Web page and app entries
============

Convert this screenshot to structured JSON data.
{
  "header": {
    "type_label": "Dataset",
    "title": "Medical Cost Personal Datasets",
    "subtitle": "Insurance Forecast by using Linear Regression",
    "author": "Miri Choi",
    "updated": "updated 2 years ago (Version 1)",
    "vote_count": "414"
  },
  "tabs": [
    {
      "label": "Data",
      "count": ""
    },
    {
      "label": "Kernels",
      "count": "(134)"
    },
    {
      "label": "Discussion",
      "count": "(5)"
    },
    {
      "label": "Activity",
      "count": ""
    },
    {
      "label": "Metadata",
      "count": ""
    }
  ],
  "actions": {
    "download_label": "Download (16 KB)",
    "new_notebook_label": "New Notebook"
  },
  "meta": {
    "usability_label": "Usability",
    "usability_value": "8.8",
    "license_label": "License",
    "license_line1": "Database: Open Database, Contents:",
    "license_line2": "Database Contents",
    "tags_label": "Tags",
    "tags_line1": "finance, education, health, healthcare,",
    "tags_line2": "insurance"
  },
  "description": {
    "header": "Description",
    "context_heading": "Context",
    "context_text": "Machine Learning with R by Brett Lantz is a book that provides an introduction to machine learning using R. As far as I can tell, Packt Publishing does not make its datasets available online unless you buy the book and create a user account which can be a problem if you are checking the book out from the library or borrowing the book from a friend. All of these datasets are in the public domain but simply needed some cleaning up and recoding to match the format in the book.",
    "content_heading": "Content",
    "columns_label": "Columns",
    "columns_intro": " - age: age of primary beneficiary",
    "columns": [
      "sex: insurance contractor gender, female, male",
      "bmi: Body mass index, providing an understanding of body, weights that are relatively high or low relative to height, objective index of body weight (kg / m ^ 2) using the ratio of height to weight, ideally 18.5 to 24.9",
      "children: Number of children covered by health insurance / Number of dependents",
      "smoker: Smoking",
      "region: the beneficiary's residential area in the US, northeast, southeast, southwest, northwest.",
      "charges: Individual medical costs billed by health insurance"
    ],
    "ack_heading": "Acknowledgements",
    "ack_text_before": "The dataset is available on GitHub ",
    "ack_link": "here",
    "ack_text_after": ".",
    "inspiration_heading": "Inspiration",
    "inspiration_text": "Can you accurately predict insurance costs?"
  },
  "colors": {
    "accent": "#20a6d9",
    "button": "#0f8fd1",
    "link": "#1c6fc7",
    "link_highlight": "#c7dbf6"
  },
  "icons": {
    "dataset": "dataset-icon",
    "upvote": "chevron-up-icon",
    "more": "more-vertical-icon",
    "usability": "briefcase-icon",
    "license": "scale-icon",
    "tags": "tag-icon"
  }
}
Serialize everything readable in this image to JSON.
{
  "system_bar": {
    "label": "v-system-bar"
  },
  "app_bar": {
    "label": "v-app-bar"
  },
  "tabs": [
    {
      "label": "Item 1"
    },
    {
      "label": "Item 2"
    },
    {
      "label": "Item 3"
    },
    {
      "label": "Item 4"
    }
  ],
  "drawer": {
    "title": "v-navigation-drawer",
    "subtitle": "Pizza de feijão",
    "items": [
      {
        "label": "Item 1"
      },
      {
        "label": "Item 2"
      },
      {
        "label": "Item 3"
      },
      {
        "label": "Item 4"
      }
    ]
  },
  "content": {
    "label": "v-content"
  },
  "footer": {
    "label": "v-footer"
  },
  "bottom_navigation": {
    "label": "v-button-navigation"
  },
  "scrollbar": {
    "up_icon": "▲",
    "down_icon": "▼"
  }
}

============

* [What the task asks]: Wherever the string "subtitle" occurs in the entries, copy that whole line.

* [Answer section]:
    "subtitle": "Insurance Forecast by using Linear Regression",
    "subtitle": "Pizza de feijão",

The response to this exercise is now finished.